It’s WWF Water Wednesday, when Love Nature explores the unique characteristics, natural history, environmental challenges and threats of Canadian waters. Tune in to Love Nature on television every Wednesday at 8 p.m. ET/PT for WWF Water Wednesdays to learn more about other amazing watery environments found around the world.
The Peace-Athabasca watershed is one of the largest inland deltas in the world. The wetland is home to more than 40 mammals and 20 species of fish, but it’s most recognized as an important nesting and staging ground for hundreds of bird species.
If that’s not enough to convince you of its significance, here are five more reasons we need to protect the Peace-Athabasca watershed.

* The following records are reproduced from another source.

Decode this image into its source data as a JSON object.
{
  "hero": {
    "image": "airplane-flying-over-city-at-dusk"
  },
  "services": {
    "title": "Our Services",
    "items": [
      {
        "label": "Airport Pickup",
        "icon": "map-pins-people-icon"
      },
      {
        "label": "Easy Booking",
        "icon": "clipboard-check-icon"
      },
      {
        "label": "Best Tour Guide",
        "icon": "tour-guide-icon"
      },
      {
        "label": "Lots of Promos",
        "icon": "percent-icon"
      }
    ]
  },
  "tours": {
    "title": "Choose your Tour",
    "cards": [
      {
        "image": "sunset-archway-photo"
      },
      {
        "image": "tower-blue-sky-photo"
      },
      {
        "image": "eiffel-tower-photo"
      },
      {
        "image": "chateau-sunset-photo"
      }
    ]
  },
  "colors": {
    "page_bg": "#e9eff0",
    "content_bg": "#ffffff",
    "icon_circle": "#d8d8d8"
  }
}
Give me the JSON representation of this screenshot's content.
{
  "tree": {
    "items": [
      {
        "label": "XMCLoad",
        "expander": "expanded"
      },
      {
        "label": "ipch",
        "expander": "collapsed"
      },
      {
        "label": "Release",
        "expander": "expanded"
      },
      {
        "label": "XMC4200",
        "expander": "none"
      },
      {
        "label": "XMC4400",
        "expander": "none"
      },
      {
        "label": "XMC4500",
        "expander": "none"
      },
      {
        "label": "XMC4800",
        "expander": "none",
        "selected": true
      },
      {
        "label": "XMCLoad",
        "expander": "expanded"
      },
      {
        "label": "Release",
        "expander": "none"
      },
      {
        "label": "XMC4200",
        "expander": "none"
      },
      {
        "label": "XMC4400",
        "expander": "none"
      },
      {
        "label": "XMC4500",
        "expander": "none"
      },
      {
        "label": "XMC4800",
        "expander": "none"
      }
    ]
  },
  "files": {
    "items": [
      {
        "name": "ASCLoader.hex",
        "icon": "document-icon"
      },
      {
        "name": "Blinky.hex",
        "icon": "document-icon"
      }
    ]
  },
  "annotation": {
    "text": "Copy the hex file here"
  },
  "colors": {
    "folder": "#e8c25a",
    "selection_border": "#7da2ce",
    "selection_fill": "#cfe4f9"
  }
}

1. It contains the world’s largest inland delta
The rivers, lakes, channels, and marshes that make up the Peace-Athabasca Delta total 6,000 square kilometres. That’s more than seven times the size of the city of Calgary, which is only 835 square kilometres. It makes the Peace-Athabasca one of the biggest inland deltas in the world.
2. Up to one million birds pass through the delta in autumn
As one of the most important nesting and staging areas for waterfowl in North America, the Peace-Athabasca Delta is a birdwatcher’s delight. In the spring, up to 400,000 birds pass through the area, and in the spring and fall that number can jump to as high as one million. Tundra swans, snow geese, and the rare Ross’s goose are just a few of the species the wetland supports.
3. Some of those birds are endangered
The delta provides a vital nesting spot for the peregrine falcon, which has been identified as a species at risk in Canada. This bird of prey is extremely sensitive to chemical pollutants such as organochlorine pesticides, which is one of the reasons for its historical decline. But this bird isn’t the only at-risk species you’ll find at the delta — it’s also home to the world’s last wild migratory flock of whooping cranes.
4. The Peace-Athabasca Delta is recognized internationally
In 1982, the Peace-Athabasca Delta was recognized by the Ramsar Convention as a “Wetland of International Significance,” alongside more than 2,000 waterways around the world. It was deemed significant for its ability to support hundreds of bird species, some of which are species at risk, and a healthy bison population. In fact, the site contains some of the largest undisturbed grass and sedge meadows in North America, making it home to thousands of wood bison.
5. The Athabasca River runs through the oil sands
The Athabasca River, one of the defining rivers in the watershed, originates from a glacier in the Columbia Icefield, running 1,538 kilometres northeast to where it drains into the Peace-Athabasca Delta. While the upper region of the river is protected in Jasper National Park, the lower Athabasca isn’t as lucky. Before reaching the delta, the river supports one of the largest industrial outputs in the country – the oil sands — raising the risk to the health of the river.
Written by Jenna Wootton
To discover more about Canada’s amazing waterways, and the threats facing them check out: watershedreports.wwf.ca
Tune in every Wednesday at 8 p.m. ET/PT for WWF Water Wednesdays on Love Nature to learn more about current water conservation issues from around the world.